Move fast, sell cheap: How Norway’s Equinor exited Russia

Rosneft paid just a single euro for Equinor's main assets.

Norwegian energy company Equinor’s flag is seen at its headquarters in Stavanger, Norway on December 5, 2019. (Ints Kalnins / Reuters File Photo)

LONDON/OSLO — Norway’s Equinor became the first Western oil major to fully exit Russia this month, avoiding the high-profile clashes with Moscow experienced by some rivals — but it also paid a price.

According to three industry sources, Russia’s Rosneft paid just one euro (about $1) for Equinor’s main assets, while also allowing the state-controlled Norwegian group to forgo future liabilities and investment commitments.

Details of the deal, which came as scores of Western businesses pulled out of Russia following its invasion of Ukraine, have not previously been reported.

The deal followed weeks of negotiations between Equinor and Rosneft’s representatives, who in turn handled relations with the Kremlin, which holds the final say on such transactions.

Under the deal, the Kremlin agreed to transfer Equinor’s future investment liabilities and commitments, valued at around $1 billion, to Rosneft. In return, Equinor agreed to sell Rosneft its stakes in their joint ventures for one euro, the sources said, speaking on condition of anonymity.

A spokesperson for Equinor, which wrote down the book value of its Russian assets to zero from $1.1 billion in the first quarter of this year, said its exit from the joint ventures with Rosneft was “value neutral.”

Rosneft did not respond to repeated requests for comment.

The withdrawal brought an end to ambitious plans by Equinor, which 10 years ago signed a deal with Rosneft to help explore for oil and gas across huge swathes of Russia’s territory, including the Arctic, Pacific and the country’s south.

It also came as U.S. oil major Exxon Mobil suspended production at the Sakhalin-1 oil project in Russia’s Far East, angering Moscow and triggering a new law banning assets sales by foreign companies without the Kremlin’s approval.

Rivals Shell and BP have also made little progress in exiting Russia or finding buyers for tens of billions of assets.

Ambitious plans

Equinor signed a strategic cooperation agreement with Rosneft in May 2012 in the presence of Russia’s President Vladimir Putin and then Russian deputy prime minister Igor Sechin, who joined Rosneft as its head shortly after.
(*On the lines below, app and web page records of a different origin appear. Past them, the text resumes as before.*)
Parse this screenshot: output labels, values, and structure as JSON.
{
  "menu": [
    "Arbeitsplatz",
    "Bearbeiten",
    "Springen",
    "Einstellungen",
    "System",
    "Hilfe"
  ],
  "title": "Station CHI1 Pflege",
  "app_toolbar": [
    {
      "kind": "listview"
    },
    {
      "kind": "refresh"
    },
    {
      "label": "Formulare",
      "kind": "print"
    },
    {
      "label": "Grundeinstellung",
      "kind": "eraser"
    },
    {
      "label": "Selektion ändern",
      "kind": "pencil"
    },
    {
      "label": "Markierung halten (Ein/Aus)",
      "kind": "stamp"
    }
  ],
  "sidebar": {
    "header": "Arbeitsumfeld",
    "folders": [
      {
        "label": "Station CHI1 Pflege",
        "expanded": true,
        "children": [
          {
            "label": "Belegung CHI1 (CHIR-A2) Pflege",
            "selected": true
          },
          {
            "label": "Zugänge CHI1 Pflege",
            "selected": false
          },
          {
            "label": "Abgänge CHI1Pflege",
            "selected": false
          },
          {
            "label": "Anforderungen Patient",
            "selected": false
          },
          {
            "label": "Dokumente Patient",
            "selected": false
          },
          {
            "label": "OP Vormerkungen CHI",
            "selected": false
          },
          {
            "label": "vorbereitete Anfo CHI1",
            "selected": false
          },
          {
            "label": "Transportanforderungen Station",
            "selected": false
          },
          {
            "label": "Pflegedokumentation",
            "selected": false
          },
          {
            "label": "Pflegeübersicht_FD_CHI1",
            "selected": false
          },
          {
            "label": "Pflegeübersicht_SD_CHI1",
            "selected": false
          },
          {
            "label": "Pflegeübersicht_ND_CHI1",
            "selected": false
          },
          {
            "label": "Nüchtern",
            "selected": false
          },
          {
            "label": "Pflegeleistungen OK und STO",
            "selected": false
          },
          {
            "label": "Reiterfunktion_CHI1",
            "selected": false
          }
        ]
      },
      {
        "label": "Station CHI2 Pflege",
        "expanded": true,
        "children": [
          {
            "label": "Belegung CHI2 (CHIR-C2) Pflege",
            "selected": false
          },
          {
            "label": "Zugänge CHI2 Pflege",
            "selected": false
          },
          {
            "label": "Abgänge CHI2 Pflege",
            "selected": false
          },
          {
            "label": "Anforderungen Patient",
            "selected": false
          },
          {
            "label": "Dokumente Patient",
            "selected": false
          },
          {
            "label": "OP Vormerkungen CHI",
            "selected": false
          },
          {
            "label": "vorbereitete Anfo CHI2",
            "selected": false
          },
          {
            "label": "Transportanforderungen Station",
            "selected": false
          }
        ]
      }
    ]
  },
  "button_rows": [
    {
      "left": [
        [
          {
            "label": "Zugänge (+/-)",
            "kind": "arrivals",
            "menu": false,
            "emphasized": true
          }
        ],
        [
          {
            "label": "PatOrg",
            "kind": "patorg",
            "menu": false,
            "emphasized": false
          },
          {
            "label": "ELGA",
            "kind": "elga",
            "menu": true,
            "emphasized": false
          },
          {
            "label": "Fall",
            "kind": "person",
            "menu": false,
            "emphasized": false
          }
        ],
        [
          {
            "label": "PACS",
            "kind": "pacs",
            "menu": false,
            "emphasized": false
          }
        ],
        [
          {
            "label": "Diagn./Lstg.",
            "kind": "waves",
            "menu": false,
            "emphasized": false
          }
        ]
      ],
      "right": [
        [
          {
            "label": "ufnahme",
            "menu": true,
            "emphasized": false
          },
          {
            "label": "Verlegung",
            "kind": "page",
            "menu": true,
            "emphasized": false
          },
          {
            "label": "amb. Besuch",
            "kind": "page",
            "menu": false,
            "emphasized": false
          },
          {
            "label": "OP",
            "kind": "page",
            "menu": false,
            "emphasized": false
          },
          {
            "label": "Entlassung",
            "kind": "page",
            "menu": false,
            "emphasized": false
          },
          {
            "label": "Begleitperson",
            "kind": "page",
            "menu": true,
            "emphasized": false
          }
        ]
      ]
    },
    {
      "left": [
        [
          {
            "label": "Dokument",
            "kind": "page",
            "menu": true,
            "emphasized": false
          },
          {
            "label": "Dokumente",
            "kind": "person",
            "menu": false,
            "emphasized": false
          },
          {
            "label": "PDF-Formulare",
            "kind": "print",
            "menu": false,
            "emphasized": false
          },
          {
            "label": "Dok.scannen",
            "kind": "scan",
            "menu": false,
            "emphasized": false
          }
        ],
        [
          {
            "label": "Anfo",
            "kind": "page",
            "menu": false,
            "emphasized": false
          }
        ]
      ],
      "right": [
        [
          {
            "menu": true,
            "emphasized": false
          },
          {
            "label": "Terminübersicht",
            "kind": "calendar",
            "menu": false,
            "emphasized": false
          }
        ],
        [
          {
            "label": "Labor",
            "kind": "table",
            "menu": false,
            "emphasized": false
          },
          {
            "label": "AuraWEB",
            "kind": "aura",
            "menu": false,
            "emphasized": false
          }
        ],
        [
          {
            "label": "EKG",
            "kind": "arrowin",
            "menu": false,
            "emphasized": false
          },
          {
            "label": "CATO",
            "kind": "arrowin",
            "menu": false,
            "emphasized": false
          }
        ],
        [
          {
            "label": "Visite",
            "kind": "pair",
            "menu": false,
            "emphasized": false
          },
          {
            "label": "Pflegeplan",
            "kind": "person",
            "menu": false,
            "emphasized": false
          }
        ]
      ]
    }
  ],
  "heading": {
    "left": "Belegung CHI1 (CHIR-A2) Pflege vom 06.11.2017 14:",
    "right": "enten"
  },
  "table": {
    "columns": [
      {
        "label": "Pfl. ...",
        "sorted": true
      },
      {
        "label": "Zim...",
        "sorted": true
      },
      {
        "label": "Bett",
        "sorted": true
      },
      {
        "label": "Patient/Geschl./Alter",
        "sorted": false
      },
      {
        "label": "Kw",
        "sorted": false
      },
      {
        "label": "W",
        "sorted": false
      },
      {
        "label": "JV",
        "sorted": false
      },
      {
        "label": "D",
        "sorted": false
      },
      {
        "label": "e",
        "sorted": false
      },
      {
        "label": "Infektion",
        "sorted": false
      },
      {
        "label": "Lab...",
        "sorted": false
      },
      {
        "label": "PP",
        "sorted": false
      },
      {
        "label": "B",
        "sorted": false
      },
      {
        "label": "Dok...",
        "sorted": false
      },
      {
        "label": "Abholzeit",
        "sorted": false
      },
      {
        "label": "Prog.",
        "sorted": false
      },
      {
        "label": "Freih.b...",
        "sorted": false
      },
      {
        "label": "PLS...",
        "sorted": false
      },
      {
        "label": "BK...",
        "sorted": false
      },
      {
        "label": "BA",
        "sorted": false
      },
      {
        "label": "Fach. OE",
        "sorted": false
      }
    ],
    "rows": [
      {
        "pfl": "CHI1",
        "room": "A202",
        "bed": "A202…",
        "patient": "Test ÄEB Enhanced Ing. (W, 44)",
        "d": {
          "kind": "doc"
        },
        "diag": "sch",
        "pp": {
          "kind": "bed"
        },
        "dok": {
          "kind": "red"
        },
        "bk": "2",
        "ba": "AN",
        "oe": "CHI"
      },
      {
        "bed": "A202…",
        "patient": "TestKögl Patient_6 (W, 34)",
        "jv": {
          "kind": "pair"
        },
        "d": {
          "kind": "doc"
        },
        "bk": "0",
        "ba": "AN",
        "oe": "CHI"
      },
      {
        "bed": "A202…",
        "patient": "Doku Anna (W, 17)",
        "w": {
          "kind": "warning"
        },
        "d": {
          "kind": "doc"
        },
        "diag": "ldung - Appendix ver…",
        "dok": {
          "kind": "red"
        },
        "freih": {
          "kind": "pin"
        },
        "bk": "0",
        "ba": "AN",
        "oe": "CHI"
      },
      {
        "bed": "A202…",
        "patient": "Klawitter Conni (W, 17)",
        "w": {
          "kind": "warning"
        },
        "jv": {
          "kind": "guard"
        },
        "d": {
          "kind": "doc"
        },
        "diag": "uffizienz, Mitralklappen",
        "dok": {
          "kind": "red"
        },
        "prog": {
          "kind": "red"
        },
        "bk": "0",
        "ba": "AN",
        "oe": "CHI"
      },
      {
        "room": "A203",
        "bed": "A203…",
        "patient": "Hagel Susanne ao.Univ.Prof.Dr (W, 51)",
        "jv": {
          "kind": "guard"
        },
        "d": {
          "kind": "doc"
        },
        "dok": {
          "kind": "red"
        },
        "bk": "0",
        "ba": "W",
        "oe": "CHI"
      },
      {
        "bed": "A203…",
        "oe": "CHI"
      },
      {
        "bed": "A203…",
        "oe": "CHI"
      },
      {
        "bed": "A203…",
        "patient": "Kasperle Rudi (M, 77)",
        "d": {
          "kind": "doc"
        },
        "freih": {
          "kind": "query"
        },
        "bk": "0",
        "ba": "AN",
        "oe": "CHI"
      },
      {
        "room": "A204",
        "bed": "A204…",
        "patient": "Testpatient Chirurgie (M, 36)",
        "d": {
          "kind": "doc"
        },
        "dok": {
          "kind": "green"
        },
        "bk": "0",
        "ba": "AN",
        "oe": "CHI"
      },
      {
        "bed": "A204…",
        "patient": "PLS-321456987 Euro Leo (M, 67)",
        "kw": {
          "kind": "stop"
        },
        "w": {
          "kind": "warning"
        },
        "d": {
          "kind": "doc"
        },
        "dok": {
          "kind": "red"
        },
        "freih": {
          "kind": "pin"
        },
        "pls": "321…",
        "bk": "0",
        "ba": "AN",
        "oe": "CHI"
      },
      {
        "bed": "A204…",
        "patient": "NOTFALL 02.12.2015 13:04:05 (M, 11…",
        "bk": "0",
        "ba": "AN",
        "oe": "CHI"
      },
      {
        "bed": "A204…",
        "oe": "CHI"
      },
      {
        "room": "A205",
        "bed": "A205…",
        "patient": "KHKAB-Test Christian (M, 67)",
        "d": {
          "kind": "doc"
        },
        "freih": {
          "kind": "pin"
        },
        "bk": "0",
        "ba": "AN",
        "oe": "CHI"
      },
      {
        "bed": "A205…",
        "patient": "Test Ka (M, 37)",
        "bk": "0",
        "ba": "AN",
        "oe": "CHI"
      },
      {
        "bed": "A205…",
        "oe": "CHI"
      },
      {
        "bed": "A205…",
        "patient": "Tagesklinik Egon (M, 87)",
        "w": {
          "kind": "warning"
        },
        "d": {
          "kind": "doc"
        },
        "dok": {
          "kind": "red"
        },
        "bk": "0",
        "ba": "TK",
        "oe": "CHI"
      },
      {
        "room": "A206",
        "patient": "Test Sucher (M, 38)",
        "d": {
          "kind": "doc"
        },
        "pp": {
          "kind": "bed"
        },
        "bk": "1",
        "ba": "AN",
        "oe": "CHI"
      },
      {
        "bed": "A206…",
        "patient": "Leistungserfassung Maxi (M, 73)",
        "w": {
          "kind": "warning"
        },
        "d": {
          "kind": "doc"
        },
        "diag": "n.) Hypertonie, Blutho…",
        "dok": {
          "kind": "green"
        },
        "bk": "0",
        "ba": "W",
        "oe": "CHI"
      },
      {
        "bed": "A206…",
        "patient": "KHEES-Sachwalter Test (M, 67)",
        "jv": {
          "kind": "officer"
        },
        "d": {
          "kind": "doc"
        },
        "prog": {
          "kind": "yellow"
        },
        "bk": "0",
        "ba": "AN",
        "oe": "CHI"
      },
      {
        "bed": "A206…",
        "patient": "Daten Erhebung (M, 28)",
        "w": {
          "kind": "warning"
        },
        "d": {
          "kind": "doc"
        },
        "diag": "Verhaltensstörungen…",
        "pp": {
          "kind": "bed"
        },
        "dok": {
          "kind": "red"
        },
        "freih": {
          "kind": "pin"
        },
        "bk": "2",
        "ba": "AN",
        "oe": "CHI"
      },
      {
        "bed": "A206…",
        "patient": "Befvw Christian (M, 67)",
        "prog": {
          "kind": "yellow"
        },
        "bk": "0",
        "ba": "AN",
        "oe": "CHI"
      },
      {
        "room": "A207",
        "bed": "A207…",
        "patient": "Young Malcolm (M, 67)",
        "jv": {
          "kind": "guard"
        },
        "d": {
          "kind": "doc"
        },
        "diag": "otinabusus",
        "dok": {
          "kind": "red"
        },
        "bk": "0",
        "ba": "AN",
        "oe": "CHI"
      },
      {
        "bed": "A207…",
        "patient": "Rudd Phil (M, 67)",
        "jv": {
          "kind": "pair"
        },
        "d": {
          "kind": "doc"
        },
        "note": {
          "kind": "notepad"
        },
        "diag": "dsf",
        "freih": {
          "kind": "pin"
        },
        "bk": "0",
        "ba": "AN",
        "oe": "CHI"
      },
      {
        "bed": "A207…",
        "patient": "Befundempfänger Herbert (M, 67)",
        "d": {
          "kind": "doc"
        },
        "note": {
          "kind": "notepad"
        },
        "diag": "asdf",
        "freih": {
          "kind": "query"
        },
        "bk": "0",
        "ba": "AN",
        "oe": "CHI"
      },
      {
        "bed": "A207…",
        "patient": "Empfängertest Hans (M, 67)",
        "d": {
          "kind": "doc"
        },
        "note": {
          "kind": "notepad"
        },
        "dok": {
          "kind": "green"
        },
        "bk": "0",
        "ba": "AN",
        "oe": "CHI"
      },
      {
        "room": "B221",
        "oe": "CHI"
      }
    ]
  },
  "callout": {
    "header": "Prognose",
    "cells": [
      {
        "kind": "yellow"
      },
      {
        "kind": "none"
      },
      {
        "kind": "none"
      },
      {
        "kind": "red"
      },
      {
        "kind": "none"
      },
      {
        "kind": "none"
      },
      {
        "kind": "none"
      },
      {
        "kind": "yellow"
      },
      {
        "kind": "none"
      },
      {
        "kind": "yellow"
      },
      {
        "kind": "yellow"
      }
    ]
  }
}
The deal included jointly drilling wells offshore Russia and studying production potential for some onshore assets, as well as Rosneft’s participation in exploration off Norway.

It was meant to bring cooperation between Norway and Russia to a new level after the two Arctic powers finally agreed their border in the Barents Sea in 2010, ending a 40-year dispute.

Western sanctions imposed on Moscow after Russia’s annexation of Ukraine’s Crimea peninsula in 2014 restricted cooperation in drilling offshore Arctic wells, but onshore it continued and even expanded.

Between 2018 and 2020, Equinor and Rosneft expanded their partnership to several fields in west and east Siberia.

According to two sources, several years ago Equinor was working on an even bigger, multibillion-dollar agreement with Rosneft to jointly explore gigantic Siberian fields, but the two couldn’t agree on the final terms.

In 2021, Equinor reported net proven petroleum reserves in Russia of 88 million barrels of oil equivalent (boe) and production of 21,000 boe per day, just 1 percent of its global output and a fraction of Shell or BP’s much larger Russian output.

On Feb. 27, three days after Russia invaded Ukraine, Equinor announced the start of its exit from Russia.

It set up a group to execute the withdrawal and maintained dialogue with authorities to make sure it complied with all sanctions, the Equinor spokesperson said.

The details were finalized in May.

Equinor completed its full withdrawal this month by transferring its 30 percent stake in the Arctic Kharyaga oilfield to state-controlled Russian operator Zarubezhneft. Financial terms were not disclosed.